2021 Grants Challenge

Griffith Observatory Online School Program

The Griffith Observatory Online School Program will take every single fifth grader in Los Angeles County on a stimulating, free, virtual visit to Griffith Observatory! The program’s five space-science modules, all presented live via Zoom, will show students that studying STEM subjects is fun and can be achieved by anyone, no matter what their background is.


In which areas of Los Angeles will you be directly working?

County of Los Angeles

What is the problem that you are seeking to address?

In 2019, only 30% of fifth graders in Los Angeles County met or exceeded the state standards for science learning, and this number was even lower for economically disadvantaged students who were African American (12%) and Hispanic (18%)*. These low proficiency levels are in part due to insufficient STEM educational resources in K-12 schools, especially Title I schools. Unfortunately, this lack of resources leads to more than just low test scores: it also largely contributes to the underrepresentation of minority groups—particularly Hispanics and African Americans—in STEM careers. As long as these underserved populations continue to be deprived of educational opportunities early in life, test scores will remain low, and students will keep believing that STEM subjects and careers are out of their reach. *“Test Results at a Glance.” California Assessment of Student Performance and Progress, California Department of Education, https://caaspp-elpac.cde.ca.gov/caaspp/

Describe the project, program, or initiative that this grant will support to address the problem identified.

The Griffith Observatory Online School Program will provide free and fun informal STEM education to every single fifth grader in Los Angeles County each school year, starting this fall. This virtual adaptation of the Observatory’s Fifth-Grade School Field Trip Program will consist of five 40-minute modules and will be facilitated live by Museum Guides, Telescope Demonstrators, and Observatory Lecturers. These modules will include a look through the Zeiss telescope; a live demonstration of how to make a “comet,” with students following along at home; a conversion of our popular planetarium show, “Water Is Life,” to a 2-D virtual experience; an interactive lesson on exoplanets; and a tour through Griffith Observatory’s galleries and exhibits. All of the program’s content was specifically designed to meet the State of California’s Next Generation Science Standards and fifth-grade curriculum, and each module will be accompanied by a packet of teacher and student materials that will help reinforce this content in the classroom.

In what stage of innovation is this project, program, or initiative?

Pilot or new project, program, or initiative

Approximately how many people will be impacted by this project, program, or initiative?

Direct Impact: 100,000

Indirect Impact: 300,000

Describe how Los Angeles County will be different if your work is successful.

The Online School Program will ensure that kids in LA County from all backgrounds, including those most underrepresented in STEM career fields, have access to STEM education at a young age.

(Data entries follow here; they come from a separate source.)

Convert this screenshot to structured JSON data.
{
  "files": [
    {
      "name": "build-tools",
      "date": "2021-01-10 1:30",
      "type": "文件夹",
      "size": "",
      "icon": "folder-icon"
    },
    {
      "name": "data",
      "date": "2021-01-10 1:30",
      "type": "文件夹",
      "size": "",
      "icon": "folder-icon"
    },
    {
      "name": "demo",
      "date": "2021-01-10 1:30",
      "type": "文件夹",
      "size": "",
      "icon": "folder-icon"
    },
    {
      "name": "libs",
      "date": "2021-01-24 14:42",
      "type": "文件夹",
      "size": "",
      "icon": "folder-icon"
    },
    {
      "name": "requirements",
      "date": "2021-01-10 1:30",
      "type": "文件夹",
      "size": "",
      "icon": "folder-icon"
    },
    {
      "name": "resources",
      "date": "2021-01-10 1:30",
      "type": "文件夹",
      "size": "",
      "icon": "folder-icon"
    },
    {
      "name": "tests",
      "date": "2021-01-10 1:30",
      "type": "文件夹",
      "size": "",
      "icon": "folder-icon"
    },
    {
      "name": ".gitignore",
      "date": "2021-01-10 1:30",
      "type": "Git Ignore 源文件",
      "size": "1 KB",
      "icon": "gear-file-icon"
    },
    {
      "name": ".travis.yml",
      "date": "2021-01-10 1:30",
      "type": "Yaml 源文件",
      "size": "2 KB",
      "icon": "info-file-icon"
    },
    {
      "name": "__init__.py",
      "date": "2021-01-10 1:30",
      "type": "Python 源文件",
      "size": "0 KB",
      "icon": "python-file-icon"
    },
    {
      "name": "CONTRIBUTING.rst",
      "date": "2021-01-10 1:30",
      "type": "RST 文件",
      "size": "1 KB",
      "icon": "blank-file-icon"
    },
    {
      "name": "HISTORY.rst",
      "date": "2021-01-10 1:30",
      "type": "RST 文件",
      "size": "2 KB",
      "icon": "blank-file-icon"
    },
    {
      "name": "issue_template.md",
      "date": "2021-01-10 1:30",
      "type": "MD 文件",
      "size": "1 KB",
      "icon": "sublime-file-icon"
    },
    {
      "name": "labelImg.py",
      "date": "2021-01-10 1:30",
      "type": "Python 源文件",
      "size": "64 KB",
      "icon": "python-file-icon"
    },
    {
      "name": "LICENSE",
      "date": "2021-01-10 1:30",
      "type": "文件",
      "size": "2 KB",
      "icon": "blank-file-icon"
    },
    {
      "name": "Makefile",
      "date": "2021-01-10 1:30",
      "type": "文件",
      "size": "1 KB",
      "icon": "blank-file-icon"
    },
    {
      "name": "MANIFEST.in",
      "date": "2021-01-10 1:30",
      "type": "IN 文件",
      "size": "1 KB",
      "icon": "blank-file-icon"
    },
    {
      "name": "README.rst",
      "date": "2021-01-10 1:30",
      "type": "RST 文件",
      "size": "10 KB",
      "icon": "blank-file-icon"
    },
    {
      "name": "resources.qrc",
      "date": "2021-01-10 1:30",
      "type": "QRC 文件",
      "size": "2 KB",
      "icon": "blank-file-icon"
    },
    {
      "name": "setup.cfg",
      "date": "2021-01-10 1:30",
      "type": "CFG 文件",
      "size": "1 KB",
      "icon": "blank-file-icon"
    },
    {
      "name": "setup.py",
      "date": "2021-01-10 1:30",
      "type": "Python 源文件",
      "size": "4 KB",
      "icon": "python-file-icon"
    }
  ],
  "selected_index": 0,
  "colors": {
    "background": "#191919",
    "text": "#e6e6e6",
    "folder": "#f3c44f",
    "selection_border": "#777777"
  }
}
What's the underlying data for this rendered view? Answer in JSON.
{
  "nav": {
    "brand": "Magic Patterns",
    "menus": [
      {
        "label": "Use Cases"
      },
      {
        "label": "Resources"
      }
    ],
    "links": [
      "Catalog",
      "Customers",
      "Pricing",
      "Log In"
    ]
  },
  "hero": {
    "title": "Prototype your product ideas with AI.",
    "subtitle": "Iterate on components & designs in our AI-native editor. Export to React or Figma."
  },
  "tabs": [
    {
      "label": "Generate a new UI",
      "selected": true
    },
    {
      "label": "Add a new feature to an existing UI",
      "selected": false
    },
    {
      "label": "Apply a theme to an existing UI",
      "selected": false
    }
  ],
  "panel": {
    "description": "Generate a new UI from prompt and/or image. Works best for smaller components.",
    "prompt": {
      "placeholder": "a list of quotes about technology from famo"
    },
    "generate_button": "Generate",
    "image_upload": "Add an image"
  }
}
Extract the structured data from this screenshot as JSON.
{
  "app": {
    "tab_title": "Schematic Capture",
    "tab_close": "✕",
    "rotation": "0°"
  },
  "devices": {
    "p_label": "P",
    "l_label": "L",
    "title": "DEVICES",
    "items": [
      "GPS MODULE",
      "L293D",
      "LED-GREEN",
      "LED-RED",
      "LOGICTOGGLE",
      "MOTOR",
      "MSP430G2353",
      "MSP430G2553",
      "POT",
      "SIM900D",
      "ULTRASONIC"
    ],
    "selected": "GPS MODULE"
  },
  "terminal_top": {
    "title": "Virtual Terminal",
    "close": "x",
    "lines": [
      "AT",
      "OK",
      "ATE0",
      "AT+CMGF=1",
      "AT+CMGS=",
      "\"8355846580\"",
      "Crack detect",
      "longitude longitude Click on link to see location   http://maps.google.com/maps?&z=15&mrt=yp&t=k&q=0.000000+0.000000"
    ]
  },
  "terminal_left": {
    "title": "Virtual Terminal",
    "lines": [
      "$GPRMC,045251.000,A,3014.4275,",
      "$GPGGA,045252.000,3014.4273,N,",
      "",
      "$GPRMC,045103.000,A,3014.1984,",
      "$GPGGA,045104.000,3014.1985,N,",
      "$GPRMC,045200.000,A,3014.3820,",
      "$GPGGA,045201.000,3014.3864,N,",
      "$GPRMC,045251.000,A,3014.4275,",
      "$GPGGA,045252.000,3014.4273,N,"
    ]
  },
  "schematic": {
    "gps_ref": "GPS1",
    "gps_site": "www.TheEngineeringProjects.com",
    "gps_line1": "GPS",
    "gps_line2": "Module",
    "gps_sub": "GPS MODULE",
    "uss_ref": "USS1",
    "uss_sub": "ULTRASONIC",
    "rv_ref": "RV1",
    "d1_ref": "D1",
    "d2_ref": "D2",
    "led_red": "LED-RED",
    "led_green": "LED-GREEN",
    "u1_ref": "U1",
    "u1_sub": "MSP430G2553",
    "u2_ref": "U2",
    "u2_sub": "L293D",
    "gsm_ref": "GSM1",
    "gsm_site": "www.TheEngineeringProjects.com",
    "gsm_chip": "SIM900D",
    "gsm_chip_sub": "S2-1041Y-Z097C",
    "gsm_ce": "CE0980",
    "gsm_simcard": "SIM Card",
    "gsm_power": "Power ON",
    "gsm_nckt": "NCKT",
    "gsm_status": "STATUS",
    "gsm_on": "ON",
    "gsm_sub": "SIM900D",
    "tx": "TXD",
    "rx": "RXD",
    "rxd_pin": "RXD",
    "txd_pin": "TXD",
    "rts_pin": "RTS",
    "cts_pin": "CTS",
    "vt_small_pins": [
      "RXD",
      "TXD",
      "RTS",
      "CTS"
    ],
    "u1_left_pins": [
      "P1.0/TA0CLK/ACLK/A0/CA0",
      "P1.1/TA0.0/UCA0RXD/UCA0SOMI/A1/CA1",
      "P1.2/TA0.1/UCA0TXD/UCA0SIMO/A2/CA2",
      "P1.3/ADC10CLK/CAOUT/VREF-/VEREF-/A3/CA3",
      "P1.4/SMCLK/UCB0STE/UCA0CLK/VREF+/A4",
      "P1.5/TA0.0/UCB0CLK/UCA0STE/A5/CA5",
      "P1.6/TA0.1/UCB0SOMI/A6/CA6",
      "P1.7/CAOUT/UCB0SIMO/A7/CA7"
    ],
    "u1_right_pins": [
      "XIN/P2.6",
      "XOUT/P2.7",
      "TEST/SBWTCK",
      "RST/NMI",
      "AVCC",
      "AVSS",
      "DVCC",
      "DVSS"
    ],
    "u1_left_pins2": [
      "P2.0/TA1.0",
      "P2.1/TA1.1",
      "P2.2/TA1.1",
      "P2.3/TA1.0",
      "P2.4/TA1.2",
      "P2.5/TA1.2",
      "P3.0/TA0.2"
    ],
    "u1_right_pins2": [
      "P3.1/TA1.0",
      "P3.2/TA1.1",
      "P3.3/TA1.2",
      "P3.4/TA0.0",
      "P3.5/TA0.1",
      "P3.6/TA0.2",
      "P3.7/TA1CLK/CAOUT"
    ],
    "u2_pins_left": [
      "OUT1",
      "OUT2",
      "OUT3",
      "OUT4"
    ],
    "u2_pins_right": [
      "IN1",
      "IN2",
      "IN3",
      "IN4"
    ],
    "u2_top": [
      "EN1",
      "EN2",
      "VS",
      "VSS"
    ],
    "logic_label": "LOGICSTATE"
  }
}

Our goal is to start leveling the playing field by making students aware of the possibilities of STEM and helping them see that everyone can study and enjoy it. Because the Los Angeles Unified School District contains so many students from underserved populations—73.4% of students are Latinx, and 10% are African American*—we are uniquely positioned to bring STEM education to the populations who are most underrepresented in STEM career fields and. Over time, we will help build a diverse and flourishing STEM workforce in Los Angeles. *“Los Angeles Unified School District.” Los Angeles Regional Adult Education Consortium, https://laraec.net/los-angeles-unified-school-district/.

What evidence do you have that this project, program, or initiative is or will be successful, and how will you define and measure success?

Once the program is up and running, we will send a follow-up survey to each participating teacher in order to gauge the program’s impact on students’ interest in STEM topics and engagement in the classroom. The Online School Program is based on the long-running School Field Trip program, so we expect it to have similar results. Our 2019 School Field Trip Program surveys revealed the following: ● 90% of respondents said the field trip was in the top 10% of field trips they have ever been on; 80% said their students were “a lot more engaged in the Observatory School Program than other field trips.” ● 82% said their students were more excited about science learning AFTER the Observatory field trip. ● 98% indicated that the program reinforced content or science skills previously emphasized in the classroom.

Which of the LEARN metrics will you impact?​

Proficiency in STEM